* **Work item**: Down to the last line, set down the material below exactly; skip the pictures.

* **Extracted entries**:
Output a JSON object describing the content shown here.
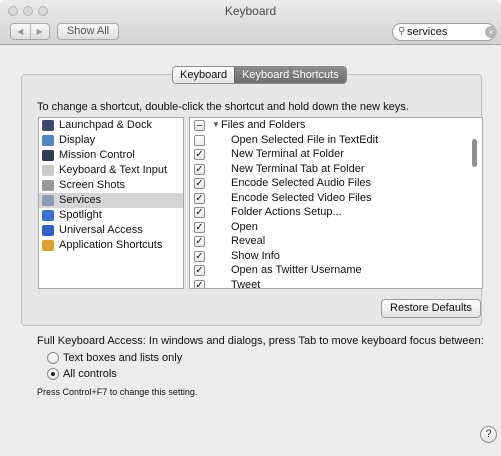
{
  "window": {
    "title": "Keyboard",
    "show_all_label": "Show All",
    "nav_back_icon": "back-arrow-icon",
    "nav_forward_icon": "forward-arrow-icon"
  },
  "search": {
    "value": "services",
    "placeholder": ""
  },
  "tabs": [
    {
      "label": "Keyboard"
    },
    {
      "label": "Keyboard Shortcuts"
    }
  ],
  "instructions": "To change a shortcut, double-click the shortcut and hold down the new keys.",
  "categories": [
    {
      "label": "Launchpad & Dock",
      "icon": "launchpad-icon",
      "color": "#3a4a6a"
    },
    {
      "label": "Display",
      "icon": "display-icon",
      "color": "#4f86c6"
    },
    {
      "label": "Mission Control",
      "icon": "mission-control-icon",
      "color": "#2b3b55"
    },
    {
      "label": "Keyboard & Text Input",
      "icon": "keyboard-icon",
      "color": "#c9c9c9"
    },
    {
      "label": "Screen Shots",
      "icon": "screenshot-icon",
      "color": "#9a9a9a"
    },
    {
      "label": "Services",
      "icon": "services-icon",
      "color": "#8a9bb5"
    },
    {
      "label": "Spotlight",
      "icon": "spotlight-icon",
      "color": "#3b6fd1"
    },
    {
      "label": "Universal Access",
      "icon": "universal-access-icon",
      "color": "#2f62c8"
    },
    {
      "label": "Application Shortcuts",
      "icon": "app-shortcuts-icon",
      "color": "#e0a030"
    }
  ],
  "shortcut_group": {
    "label": "Files and Folders",
    "state": "mixed",
    "mixed_glyph": "–"
  },
  "shortcuts": [
    {
      "label": "Open Selected File in TextEdit",
      "checked": false
    },
    {
      "label": "New Terminal at Folder",
      "checked": true
    },
    {
      "label": "New Terminal Tab at Folder",
      "checked": true
    },
    {
      "label": "Encode Selected Audio Files",
      "checked": true
    },
    {
      "label": "Encode Selected Video Files",
      "checked": true
    },
    {
      "label": "Folder Actions Setup...",
      "checked": true
    },
    {
      "label": "Open",
      "checked": true
    },
    {
      "label": "Reveal",
      "checked": true
    },
    {
      "label": "Show Info",
      "checked": true
    },
    {
      "label": "Open as Twitter Username",
      "checked": true
    },
    {
      "label": "Tweet",
      "checked": true
    }
  ],
  "restore_defaults_label": "Restore Defaults",
  "full_keyboard_access": {
    "label": "Full Keyboard Access: In windows and dialogs, press Tab to move keyboard focus between:",
    "options": [
      {
        "label": "Text boxes and lists only",
        "selected": false
      },
      {
        "label": "All controls",
        "selected": true
      }
    ],
    "hint": "Press Control+F7 to change this setting."
  },
  "help_label": "?"
}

* **Finished task**:
Output a JSON object describing the content shown here.
{
  "window": {
    "title": "Keyboard",
    "show_all_label": "Show All",
    "nav_back_icon": "back-arrow-icon",
    "nav_forward_icon": "forward-arrow-icon"
  },
  "search": {
    "value": "services",
    "placeholder": ""
  },
  "tabs": [
    {
      "label": "Keyboard"
    },
    {
      "label": "Keyboard Shortcuts"
    }
  ],
  "instructions": "To change a shortcut, double-click the shortcut and hold down the new keys.",
  "categories": [
    {
      "label": "Launchpad & Dock",
      "icon": "launchpad-icon",
      "color": "#3a4a6a"
    },
    {
      "label": "Display",
      "icon": "display-icon",
      "color": "#4f86c6"
    },
    {
      "label": "Mission Control",
      "icon": "mission-control-icon",
      "color": "#2b3b55"
    },
    {
      "label": "Keyboard & Text Input",
      "icon": "keyboard-icon",
      "color": "#c9c9c9"
    },
    {
      "label": "Screen Shots",
      "icon": "screenshot-icon",
      "color": "#9a9a9a"
    },
    {
      "label": "Services",
      "icon": "services-icon",
      "color": "#8a9bb5"
    },
    {
      "label": "Spotlight",
      "icon": "spotlight-icon",
      "color": "#3b6fd1"
    },
    {
      "label": "Universal Access",
      "icon": "universal-access-icon",
      "color": "#2f62c8"
    },
    {
      "label": "Application Shortcuts",
      "icon": "app-shortcuts-icon",
      "color": "#e0a030"
    }
  ],
  "shortcut_group": {
    "label": "Files and Folders",
    "state": "mixed",
    "mixed_glyph": "–"
  },
  "shortcuts": [
    {
      "label": "Open Selected File in TextEdit",
      "checked": false
    },
    {
      "label": "New Terminal at Folder",
      "checked": true
    },
    {
      "label": "New Terminal Tab at Folder",
      "checked": true
    },
    {
      "label": "Encode Selected Audio Files",
      "checked": true
    },
    {
      "label": "Encode Selected Video Files",
      "checked": true
    },
    {
      "label": "Folder Actions Setup...",
      "checked": true
    },
    {
      "label": "Open",
      "checked": true
    },
    {
      "label": "Reveal",
      "checked": true
    },
    {
      "label": "Show Info",
      "checked": true
    },
    {
      "label": "Open as Twitter Username",
      "checked": true
    },
    {
      "label": "Tweet",
      "checked": true
    }
  ],
  "restore_defaults_label": "Restore Defaults",
  "full_keyboard_access": {
    "label": "Full Keyboard Access: In windows and dialogs, press Tab to move keyboard focus between:",
    "options": [
      {
        "label": "Text boxes and lists only",
        "selected": false
      },
      {
        "label": "All controls",
        "selected": true
      }
    ],
    "hint": "Press Control+F7 to change this setting."
  },
  "help_label": "?"
}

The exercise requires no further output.